News, notes and observations from the Bay Journal staff.
On Monday, I had an article published in Slate on Leakin Park.
Leakin Park, for those who don’t know, is a 1,216-acre wilderness park in West Baltimore. It has a nature center, train rides, an art walk, great hiking, streams for catching crayfish, old trees, a restored mansion and a 15-mile bike trail.
But most people know Leakin Park as the place where West Baltimore buries its dead, as the Slate headline succinctly notes.
We journalists love a good conference, one that neatly gathers all the sources for a story into one room. And, with conservation elements cropping up at more of these sessions, you might, too.
There is a long tradition of companies and governments releasing news they do not want people to hear on Friday afternoon. This strategy works best on a holiday weekend, a summer weekend, or at the end of a particularly newsy week. The feeling is that the news organization may miss it entirely, or whatever junior reporter is unlucky enough to be on the skeleton crew won’t know enough to write much of a story.
What happened last weekend was even more bizarre. The O’Malley administration didn’t so much release a big piece of news as kind of let it slip, and it was a reporter who forced their hand.
Tips from veteran Chesapeake Bay photographer Dave Harp about how to capture the perfect images from your outdoor travels.
I always try to get out and make some photos on the solstices and equinoxes, and an assignment to illustrate a story about Trap Pond allowed me to chase the morning light there a few hours after this year’s Autumnal equinox. It’s an amazingly beautiful patch of wild Delaware near Laurel and will be featured in the November issue of the Bay Journal. The pond, created in the 18th century to power a saw mill to convert the trees into board feet of lumber, is the epicenter of the northern most stand of bald cypress trees in the United States. The relatively young trees in the middle of the pond were planted in the 1930’s when the water level was drawn down to allow the trees to grow. Once they’re heads are above the water they seem to do fine in an aquatic environment. Be sure to look for a more complete story about Trap Pond State Park by Tom Horton in the November issue of the Bay Journal.
Photographers go to great lengths to make order out of chaos.

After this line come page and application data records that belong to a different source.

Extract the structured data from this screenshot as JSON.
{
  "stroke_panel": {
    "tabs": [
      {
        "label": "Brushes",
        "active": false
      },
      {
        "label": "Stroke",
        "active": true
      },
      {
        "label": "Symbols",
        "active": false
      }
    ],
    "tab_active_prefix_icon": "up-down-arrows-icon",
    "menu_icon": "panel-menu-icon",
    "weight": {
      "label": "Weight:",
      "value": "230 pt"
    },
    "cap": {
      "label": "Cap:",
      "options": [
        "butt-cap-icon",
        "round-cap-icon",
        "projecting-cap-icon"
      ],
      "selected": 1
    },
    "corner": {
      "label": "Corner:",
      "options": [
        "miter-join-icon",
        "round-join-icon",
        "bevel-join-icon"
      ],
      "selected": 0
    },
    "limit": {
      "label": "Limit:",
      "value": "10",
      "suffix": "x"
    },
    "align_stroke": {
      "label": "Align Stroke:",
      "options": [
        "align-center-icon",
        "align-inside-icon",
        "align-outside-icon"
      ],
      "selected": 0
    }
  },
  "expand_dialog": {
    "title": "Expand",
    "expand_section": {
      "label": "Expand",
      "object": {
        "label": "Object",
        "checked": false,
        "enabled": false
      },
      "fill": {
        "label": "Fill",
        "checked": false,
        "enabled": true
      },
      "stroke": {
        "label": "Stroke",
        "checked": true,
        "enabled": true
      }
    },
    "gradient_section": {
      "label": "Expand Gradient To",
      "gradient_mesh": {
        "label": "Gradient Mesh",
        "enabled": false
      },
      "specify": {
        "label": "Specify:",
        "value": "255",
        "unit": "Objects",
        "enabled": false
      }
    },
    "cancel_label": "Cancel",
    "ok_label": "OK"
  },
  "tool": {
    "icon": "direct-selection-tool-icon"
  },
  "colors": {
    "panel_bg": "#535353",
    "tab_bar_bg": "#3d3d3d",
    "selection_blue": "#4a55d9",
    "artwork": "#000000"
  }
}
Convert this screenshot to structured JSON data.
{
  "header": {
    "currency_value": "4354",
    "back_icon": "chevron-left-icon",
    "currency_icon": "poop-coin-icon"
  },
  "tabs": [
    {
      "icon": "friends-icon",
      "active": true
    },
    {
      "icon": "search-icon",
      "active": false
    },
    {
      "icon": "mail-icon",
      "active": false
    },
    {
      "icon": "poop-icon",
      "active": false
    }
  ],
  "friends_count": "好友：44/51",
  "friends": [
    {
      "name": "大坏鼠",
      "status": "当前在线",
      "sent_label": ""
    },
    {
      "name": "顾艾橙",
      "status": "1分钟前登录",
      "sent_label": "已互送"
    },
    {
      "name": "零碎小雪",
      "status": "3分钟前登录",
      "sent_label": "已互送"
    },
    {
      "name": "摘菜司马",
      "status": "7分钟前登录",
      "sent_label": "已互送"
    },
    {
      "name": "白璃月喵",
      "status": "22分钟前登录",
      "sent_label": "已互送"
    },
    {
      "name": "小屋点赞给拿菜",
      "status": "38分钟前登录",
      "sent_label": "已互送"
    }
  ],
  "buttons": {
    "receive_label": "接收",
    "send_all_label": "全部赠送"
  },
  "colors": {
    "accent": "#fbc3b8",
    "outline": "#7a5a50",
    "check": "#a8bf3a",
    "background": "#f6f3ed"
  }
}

A good photograph has a strong point of view, clean lines, generally good composition. In this case chaos IS the point. Anyone who has ever witnessed a flock of snow geese erupt into flight knows that the sight and sounds of those birds says chaos to the extreme. This flock was photographed with a 200mm lens, 2x tele extender, Olympus E-5 camera, 1250/sec. @ f5.6. ISO 200. The scene was made at Blackwater National Wildlife Refuge just after sunrise, thin cloud cover.

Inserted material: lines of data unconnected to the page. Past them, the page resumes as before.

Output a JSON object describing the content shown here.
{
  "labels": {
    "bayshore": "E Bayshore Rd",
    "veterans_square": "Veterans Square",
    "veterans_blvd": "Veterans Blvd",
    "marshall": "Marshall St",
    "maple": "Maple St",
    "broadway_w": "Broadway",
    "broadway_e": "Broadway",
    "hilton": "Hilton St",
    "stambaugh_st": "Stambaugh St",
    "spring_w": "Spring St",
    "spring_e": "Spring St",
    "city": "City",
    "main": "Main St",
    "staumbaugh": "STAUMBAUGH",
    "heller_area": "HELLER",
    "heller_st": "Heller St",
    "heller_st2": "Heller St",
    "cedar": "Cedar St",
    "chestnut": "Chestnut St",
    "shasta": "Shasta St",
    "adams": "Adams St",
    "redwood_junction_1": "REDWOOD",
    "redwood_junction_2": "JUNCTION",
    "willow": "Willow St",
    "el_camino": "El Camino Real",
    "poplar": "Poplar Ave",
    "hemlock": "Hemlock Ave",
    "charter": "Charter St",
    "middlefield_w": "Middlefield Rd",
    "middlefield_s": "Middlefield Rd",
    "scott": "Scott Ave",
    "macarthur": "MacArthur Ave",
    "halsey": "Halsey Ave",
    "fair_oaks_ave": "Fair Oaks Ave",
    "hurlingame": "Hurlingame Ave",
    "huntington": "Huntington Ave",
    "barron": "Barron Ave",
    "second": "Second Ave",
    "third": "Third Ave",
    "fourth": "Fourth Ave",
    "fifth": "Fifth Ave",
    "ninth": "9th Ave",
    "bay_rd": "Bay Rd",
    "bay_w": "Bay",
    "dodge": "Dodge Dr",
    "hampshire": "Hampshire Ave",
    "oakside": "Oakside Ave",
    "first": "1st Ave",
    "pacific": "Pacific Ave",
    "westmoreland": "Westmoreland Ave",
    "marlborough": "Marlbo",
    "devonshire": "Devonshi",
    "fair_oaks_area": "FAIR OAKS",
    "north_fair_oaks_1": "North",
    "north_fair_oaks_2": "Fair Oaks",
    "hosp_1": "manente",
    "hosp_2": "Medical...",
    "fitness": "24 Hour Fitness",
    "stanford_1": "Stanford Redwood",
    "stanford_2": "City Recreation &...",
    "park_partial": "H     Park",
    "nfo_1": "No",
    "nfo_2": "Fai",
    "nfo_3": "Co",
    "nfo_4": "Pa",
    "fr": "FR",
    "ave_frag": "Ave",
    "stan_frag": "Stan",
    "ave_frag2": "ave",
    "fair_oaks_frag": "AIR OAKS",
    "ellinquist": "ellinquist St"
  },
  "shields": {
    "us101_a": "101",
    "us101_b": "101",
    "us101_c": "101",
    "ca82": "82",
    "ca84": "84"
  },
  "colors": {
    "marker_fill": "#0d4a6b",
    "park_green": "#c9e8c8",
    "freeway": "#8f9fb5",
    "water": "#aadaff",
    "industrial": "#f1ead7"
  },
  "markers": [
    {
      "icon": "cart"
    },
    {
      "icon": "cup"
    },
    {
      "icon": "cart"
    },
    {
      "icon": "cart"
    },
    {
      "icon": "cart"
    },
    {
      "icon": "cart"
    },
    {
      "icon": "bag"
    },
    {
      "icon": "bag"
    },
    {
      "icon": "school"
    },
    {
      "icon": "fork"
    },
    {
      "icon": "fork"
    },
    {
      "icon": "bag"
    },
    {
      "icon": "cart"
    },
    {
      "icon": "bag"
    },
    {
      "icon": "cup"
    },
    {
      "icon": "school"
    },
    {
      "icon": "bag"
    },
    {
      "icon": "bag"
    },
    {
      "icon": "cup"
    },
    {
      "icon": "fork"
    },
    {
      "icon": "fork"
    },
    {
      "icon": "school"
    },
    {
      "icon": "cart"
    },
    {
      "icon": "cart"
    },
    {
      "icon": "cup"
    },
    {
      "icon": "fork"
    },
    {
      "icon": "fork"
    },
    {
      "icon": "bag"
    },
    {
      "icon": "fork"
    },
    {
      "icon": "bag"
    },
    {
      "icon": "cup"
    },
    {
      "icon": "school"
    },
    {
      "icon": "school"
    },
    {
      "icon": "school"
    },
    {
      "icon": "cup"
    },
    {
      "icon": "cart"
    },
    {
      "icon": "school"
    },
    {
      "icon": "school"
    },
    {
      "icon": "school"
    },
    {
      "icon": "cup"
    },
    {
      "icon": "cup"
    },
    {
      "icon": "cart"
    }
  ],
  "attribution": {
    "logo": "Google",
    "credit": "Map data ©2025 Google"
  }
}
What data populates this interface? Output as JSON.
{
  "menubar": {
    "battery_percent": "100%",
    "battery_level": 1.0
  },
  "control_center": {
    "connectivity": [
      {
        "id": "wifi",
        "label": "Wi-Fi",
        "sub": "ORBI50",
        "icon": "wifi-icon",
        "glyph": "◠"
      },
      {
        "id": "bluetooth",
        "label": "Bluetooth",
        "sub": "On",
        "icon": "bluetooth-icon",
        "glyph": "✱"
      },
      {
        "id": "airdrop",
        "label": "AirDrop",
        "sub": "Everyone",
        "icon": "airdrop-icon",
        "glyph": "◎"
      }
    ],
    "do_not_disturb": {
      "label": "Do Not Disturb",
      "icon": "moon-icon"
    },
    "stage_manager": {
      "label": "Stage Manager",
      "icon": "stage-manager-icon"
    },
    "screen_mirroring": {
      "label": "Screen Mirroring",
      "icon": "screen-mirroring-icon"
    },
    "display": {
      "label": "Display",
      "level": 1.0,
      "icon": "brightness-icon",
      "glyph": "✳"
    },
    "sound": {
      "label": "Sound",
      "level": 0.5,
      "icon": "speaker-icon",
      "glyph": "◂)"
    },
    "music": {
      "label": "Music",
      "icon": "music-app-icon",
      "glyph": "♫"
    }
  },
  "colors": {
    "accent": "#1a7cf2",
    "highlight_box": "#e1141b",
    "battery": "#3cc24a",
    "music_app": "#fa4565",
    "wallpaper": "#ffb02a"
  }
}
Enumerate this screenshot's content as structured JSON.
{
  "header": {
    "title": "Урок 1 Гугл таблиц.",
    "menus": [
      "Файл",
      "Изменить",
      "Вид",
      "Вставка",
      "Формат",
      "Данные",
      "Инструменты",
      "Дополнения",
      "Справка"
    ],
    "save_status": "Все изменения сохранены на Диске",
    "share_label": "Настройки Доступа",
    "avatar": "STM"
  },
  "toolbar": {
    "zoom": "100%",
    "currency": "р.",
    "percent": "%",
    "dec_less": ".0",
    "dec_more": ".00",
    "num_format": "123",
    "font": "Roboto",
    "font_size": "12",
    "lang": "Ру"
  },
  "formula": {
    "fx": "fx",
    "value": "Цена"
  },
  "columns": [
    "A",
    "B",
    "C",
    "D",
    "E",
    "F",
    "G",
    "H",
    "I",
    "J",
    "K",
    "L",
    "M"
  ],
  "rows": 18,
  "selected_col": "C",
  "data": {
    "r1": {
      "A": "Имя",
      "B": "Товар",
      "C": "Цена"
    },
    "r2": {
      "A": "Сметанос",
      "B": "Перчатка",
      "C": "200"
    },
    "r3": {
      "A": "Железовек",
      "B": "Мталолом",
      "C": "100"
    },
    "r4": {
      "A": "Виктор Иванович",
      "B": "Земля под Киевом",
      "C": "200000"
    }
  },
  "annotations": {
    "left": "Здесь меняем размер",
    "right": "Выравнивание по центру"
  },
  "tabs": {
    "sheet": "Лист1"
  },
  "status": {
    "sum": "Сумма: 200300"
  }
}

It was a very cold pre dawn January morning along the Choptank River. Out to capture some winter scenes (since we didn't really have winter last year). I found this ice encrusted plant and made a photo in the early morning light. Wanting more drama in the photo I waited until the rising sun barely kissed it and made another exposure. Sometimes is pays to wait for the light.Both photographs were made with an Olympus E-5, 12-60mm lens at 21mm.